YOUR OBJECTIVE ▸ Write out the entries below once more, exactly.

GIVEN RECORDS ▸
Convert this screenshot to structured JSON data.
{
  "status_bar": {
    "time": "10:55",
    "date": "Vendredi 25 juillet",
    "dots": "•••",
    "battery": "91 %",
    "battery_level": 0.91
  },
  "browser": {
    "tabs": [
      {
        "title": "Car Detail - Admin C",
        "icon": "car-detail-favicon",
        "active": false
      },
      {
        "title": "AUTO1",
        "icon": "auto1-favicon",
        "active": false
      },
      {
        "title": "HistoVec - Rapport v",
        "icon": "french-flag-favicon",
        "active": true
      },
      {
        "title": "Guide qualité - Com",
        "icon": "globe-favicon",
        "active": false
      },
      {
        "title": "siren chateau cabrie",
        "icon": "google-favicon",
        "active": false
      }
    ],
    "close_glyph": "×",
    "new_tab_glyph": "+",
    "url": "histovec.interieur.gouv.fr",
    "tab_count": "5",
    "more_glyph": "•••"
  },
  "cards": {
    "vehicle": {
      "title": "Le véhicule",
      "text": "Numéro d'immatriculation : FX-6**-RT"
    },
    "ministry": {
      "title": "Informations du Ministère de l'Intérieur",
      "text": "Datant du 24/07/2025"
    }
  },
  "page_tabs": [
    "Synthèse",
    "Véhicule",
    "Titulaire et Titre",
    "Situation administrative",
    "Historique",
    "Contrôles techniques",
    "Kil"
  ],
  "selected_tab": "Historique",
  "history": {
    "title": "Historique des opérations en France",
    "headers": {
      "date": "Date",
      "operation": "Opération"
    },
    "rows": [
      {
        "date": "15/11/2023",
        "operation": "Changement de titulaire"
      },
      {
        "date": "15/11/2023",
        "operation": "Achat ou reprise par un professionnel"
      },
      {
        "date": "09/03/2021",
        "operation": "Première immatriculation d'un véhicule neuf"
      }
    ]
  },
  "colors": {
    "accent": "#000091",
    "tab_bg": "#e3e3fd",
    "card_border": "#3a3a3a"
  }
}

OUTPUT OF THE TASK ▸
Convert this screenshot to structured JSON data.
{
  "status_bar": {
    "time": "10:55",
    "date": "Vendredi 25 juillet",
    "dots": "•••",
    "battery": "91 %",
    "battery_level": 0.91
  },
  "browser": {
    "tabs": [
      {
        "title": "Car Detail - Admin C",
        "icon": "car-detail-favicon",
        "active": false
      },
      {
        "title": "AUTO1",
        "icon": "auto1-favicon",
        "active": false
      },
      {
        "title": "HistoVec - Rapport v",
        "icon": "french-flag-favicon",
        "active": true
      },
      {
        "title": "Guide qualité - Com",
        "icon": "globe-favicon",
        "active": false
      },
      {
        "title": "siren chateau cabrie",
        "icon": "google-favicon",
        "active": false
      }
    ],
    "close_glyph": "×",
    "new_tab_glyph": "+",
    "url": "histovec.interieur.gouv.fr",
    "tab_count": "5",
    "more_glyph": "•••"
  },
  "cards": {
    "vehicle": {
      "title": "Le véhicule",
      "text": "Numéro d'immatriculation : FX-6**-RT"
    },
    "ministry": {
      "title": "Informations du Ministère de l'Intérieur",
      "text": "Datant du 24/07/2025"
    }
  },
  "page_tabs": [
    "Synthèse",
    "Véhicule",
    "Titulaire et Titre",
    "Situation administrative",
    "Historique",
    "Contrôles techniques",
    "Kil"
  ],
  "selected_tab": "Historique",
  "history": {
    "title": "Historique des opérations en France",
    "headers": {
      "date": "Date",
      "operation": "Opération"
    },
    "rows": [
      {
        "date": "15/11/2023",
        "operation": "Changement de titulaire"
      },
      {
        "date": "15/11/2023",
        "operation": "Achat ou reprise par un professionnel"
      },
      {
        "date": "09/03/2021",
        "operation": "Première immatriculation d'un véhicule neuf"
      }
    ]
  },
  "colors": {
    "accent": "#000091",
    "tab_bg": "#e3e3fd",
    "card_border": "#3a3a3a"
  }
}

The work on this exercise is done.